* Exercise directions *
What is the number of lines in this data that contain the word "body"? Give the number alone.

* Source data *

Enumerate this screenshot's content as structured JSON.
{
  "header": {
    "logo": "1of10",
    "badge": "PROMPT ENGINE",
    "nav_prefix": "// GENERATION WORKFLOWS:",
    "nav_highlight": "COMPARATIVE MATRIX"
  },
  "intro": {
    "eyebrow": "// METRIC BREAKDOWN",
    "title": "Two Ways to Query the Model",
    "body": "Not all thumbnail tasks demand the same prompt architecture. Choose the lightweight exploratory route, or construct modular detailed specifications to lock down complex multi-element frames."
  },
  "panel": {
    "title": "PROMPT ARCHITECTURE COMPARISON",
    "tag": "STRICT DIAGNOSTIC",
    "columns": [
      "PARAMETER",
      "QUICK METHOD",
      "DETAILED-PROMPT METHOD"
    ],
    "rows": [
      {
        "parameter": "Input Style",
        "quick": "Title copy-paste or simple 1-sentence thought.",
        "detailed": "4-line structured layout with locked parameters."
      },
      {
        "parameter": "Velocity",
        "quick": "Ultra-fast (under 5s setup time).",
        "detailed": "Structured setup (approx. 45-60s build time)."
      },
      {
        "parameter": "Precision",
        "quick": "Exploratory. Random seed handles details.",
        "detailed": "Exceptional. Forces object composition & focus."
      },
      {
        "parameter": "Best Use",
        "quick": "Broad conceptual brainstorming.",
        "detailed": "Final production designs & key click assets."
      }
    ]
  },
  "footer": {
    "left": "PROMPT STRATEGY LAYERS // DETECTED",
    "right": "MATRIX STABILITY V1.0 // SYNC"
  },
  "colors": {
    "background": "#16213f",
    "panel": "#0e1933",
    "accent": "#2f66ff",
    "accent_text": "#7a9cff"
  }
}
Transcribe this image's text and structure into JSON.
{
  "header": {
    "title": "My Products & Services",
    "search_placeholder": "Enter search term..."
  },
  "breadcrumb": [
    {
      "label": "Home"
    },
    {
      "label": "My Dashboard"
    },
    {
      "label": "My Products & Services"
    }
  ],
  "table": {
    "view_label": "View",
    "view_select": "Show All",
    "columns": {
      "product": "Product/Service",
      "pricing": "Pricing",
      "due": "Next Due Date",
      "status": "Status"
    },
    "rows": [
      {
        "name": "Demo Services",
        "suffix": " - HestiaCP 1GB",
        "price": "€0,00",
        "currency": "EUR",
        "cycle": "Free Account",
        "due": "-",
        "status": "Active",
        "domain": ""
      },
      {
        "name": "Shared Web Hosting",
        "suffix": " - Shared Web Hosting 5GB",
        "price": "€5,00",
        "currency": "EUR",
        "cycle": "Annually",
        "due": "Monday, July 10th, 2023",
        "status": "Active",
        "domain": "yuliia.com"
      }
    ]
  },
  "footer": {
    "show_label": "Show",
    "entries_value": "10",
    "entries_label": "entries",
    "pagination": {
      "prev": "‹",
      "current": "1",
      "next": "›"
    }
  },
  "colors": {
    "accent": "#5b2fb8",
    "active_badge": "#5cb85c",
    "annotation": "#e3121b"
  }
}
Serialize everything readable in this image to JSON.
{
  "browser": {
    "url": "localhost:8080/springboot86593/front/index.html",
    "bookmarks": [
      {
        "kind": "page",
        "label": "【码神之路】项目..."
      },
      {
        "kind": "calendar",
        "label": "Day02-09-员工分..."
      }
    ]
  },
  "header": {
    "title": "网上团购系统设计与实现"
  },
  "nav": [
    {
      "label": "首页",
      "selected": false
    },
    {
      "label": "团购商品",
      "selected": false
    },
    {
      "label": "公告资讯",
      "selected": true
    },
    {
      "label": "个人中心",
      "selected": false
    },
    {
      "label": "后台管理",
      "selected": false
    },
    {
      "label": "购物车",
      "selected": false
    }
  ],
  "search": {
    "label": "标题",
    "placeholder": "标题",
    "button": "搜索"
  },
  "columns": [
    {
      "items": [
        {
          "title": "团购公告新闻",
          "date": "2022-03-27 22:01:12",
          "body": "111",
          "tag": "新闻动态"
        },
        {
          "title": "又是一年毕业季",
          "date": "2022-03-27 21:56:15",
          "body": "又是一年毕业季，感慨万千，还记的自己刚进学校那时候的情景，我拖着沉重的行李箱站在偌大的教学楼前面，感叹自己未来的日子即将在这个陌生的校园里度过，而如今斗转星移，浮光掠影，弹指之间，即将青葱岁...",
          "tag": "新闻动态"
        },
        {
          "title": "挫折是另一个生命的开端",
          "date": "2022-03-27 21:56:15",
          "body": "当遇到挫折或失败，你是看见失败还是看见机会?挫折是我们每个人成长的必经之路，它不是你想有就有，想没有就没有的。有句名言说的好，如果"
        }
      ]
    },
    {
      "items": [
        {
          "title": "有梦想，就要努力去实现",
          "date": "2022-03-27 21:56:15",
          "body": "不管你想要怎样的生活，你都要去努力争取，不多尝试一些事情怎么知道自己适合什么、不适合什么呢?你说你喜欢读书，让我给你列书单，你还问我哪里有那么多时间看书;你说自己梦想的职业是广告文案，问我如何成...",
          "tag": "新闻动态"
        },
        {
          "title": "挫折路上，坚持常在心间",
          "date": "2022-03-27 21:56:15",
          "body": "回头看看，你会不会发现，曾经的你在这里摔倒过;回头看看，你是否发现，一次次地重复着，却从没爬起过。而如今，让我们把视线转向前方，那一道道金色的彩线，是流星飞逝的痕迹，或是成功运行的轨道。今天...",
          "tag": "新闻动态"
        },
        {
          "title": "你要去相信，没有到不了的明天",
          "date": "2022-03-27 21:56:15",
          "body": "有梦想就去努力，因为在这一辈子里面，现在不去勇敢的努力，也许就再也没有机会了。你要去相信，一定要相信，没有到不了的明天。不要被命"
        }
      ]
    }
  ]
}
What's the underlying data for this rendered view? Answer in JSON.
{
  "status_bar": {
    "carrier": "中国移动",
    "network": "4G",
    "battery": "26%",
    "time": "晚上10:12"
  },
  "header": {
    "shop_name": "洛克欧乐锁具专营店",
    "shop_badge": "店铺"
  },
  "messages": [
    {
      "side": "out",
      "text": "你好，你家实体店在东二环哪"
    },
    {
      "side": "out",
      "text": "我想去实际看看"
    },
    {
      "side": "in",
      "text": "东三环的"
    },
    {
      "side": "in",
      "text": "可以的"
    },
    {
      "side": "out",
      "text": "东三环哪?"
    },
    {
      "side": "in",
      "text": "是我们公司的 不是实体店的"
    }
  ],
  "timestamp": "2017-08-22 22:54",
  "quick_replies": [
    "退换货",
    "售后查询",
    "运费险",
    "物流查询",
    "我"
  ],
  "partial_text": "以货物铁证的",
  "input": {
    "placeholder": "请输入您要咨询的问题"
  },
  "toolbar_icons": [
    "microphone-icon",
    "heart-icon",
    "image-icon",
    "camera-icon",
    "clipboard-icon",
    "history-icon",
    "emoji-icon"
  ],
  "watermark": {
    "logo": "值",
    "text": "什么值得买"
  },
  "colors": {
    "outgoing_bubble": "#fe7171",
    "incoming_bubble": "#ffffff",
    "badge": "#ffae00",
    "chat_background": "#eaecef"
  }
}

* Solved exercise *
7